Monitors are students. They undergo additional training including CPR/First Aid, Alco-Sensor FST Certification, Blood Borne Pathogen training and the HOPE Course through the Department of Campus Safety. H.O.P.E. Monitors test the impaired student's Breath Alcohol Level (BrAC) at a minimum of every hour as well as monitor his/her level of consciousness. In some cases the testing of the student's BrAC may be conducted more frequently.
Monitors on duty are equipped with a portable two-way radio to ensure contact with Campus Safety personnel, as well as a telephone for additional communication providing the ability to call EMS assistance if needed.
There are two ways to participate in H.O.P.E.:
Self-Admit- The intoxicated student (or friend/roommate) contacts Campus Safety and requests a monitor. Individuals requesting services for an intoxicated friend/roommate must be present when Campus Safety responds to be considered a “self-admit”. Incidents involving anonymous callers or the absence of the friend/roommate caller when Campus Safety arrives will result in the intoxicated individual being processed as a Faculty/Staff Referral.
*Faculty/Staff Referral- a faculty/staff person recognizes that a student is under the influence of alcohol and offers him/her the HOPE option and explains the alternate services.
*Students utilizing H.O.P.E. services are never penalized for participating in the program. However, an incident report concerning the behavior that lead to the admission will be generated and forwarded to Citizenship Education for students who enter the program as Faculty/Staff Referrals.
Individuals not eligible for the H.O.P.E. program are:
- Verbally or physically abusive;
- Request an alternate service (*police custody);
- It is determined that the student is significantly intoxicated with a BrAC equal to or greater than .25 or it is felt that the student is in need of emergency medical care either due to the alcohol intoxication or related injuries, then New London Dispatch will be called and the intoxicated student will be transported to the New London Hospital emergency room for further evaluation.
*The arresting police officer will determine the charge(s) if any per his/her protocols. These range greatly and may or may not include arrest, criminal charges, fines and county jail.
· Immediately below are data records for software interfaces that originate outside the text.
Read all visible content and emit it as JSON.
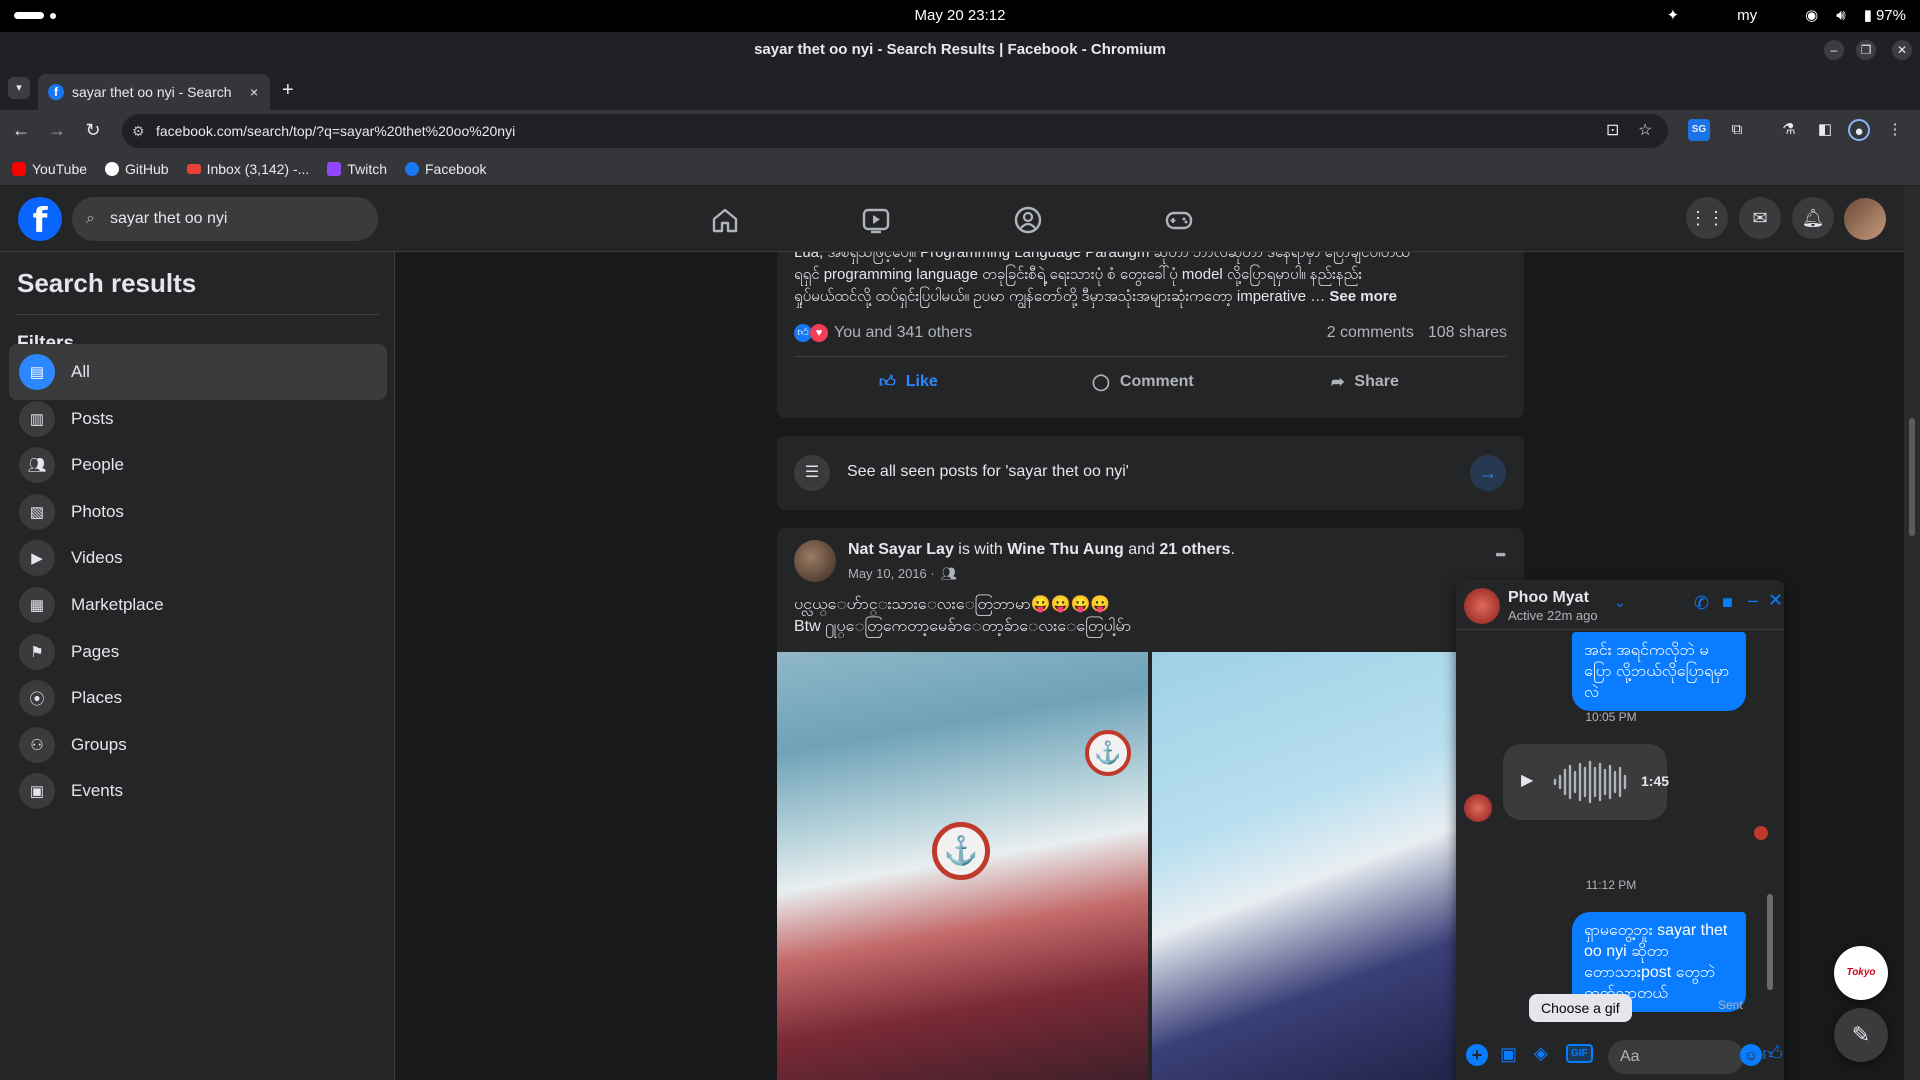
{
  "os": {
    "datetime": "May 20  23:12",
    "keyboard": "my",
    "battery": "97%"
  },
  "window": {
    "title": "sayar thet oo nyi - Search Results | Facebook - Chromium"
  },
  "tab": {
    "title": "sayar thet oo nyi - Search",
    "close": "×",
    "new_tab": "+"
  },
  "address": {
    "url": "facebook.com/search/top/?q=sayar%20thet%20oo%20nyi"
  },
  "bookmarks": [
    {
      "label": "YouTube",
      "color": "#ff0000"
    },
    {
      "label": "GitHub",
      "color": "#ffffff"
    },
    {
      "label": "Inbox (3,142) -...",
      "color": "#ea4335"
    },
    {
      "label": "Twitch",
      "color": "#9146ff"
    },
    {
      "label": "Facebook",
      "color": "#1877f2"
    }
  ],
  "fb": {
    "logo": "f",
    "search_value": "sayar thet oo nyi",
    "accent": "#0866ff"
  },
  "sidebar": {
    "title": "Search results",
    "filters_heading": "Filters",
    "items": [
      {
        "label": "All",
        "icon": "all-icon",
        "active": true
      },
      {
        "label": "Posts",
        "icon": "posts-icon"
      },
      {
        "label": "People",
        "icon": "people-icon"
      },
      {
        "label": "Photos",
        "icon": "photos-icon"
      },
      {
        "label": "Videos",
        "icon": "videos-icon"
      },
      {
        "label": "Marketplace",
        "icon": "marketplace-icon"
      },
      {
        "label": "Pages",
        "icon": "pages-icon"
      },
      {
        "label": "Places",
        "icon": "places-icon"
      },
      {
        "label": "Groups",
        "icon": "groups-icon"
      },
      {
        "label": "Events",
        "icon": "events-icon"
      }
    ]
  },
  "post1": {
    "text_line1": "Lua, အစရှိသဖြင့်ပေါ့။ Programming Language Paradigm ဆိုတာ ဘာလဲဆိုတာ ဒီနေရာမှာ ပြောချင်ပါတယ်",
    "text_line2": "ရရှင် programming language တခုခြင်းစီရဲ့ ရေးသားပုံ စံ တွေးခေါ်ပုံ model လို့ပြောရမှာပါ။ နည်းနည်း",
    "text_line3": "ရှုပ်မယ်ထင်လို့ ထပ်ရှင်းပြပါမယ်။ ဥပမာ ကျွန်တော်တို့ ဒီမှာအသုံးအများဆုံးကတော့ imperative …",
    "see_more": "See more",
    "reactions": "You and 341 others",
    "comments": "2 comments",
    "shares": "108 shares",
    "like": "Like",
    "comment": "Comment",
    "share": "Share"
  },
  "seen_posts": {
    "label": "See all seen posts for 'sayar thet oo nyi'"
  },
  "post2": {
    "author": "Nat Sayar Lay",
    "is_with": "is with",
    "tagged": "Wine Thu Aung",
    "and": "and",
    "others": "21 others",
    "date": "May 10, 2016 ·",
    "line1": "ပင္လယ္ေဟ်ာင္းသားေလးေတြဘာမာ😛😛😛😛",
    "line2": "Btw ႐ုပ္ေတြကေတာ့မေခ်ာေတာ့ခ်ာေလးေတြေပါ့မ်ာ",
    "more": "•••"
  },
  "chat": {
    "name": "Phoo Myat",
    "status": "Active 22m ago",
    "msg1": "အင်း အရင်ကလိုဘဲ မပြော လို့ဘယ်လိုပြောရမှာလဲ",
    "time1": "10:05 PM",
    "audio_duration": "1:45",
    "time2": "11:12 PM",
    "msg2": "ရှာမတွေ့ဘူး sayar thet oo nyi ဆိုတာ တောသားpost တွေဘဲတက်လာတယ်",
    "sent": "Sent",
    "tooltip": "Choose a gif",
    "input_placeholder": "Aa",
    "gif": "GIF"
  },
  "floating": {
    "badge": "Tokyo Style"
  }
}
All medical information obtained in this program is kept private. Student name, state of intoxication, or other student documentation is only released to Emergency Medical Service personnel when ambulance support has been called and Baird Health and Counseling Center where the records are maintained.
H.O.P.E. services are available to CSC students while classes are in session during the regular academic year. However services ARE NOT available during Thanksgiving and Spring Breaks, between terms, and during the summer. During the times when H.O.P.E. is not available Campus Safety will determine the appropriate action to be taken which could include contacting emergency medical services and/or the New London Police.
H.O.P.E Program Participation Agreement:
By participating in the H.O.P.E Program at Colby-Sawyer College I understand that:
The consumption of alcohol and other drugs could negatively impact my health and safety. My participation in the H.O.P.E. Program does not guarantee my safety, the prevention of further medical complications and/or death.
H.O.P.E. Monitors are student employees and are NOT medically trained.
Participation in the H.O.P.E Program is voluntary and I can leave the facility at any time. If I choose to leave the H.O.P.E. facility I understand the New London Police Department may be contacted.
By participating in the H.O.P.E. Program, a Colby-Sawyer student waives any liability claim against the College or those administering the program, on account of any actions taken and further waives any claim that alternate medical treatment should have been provided to the student.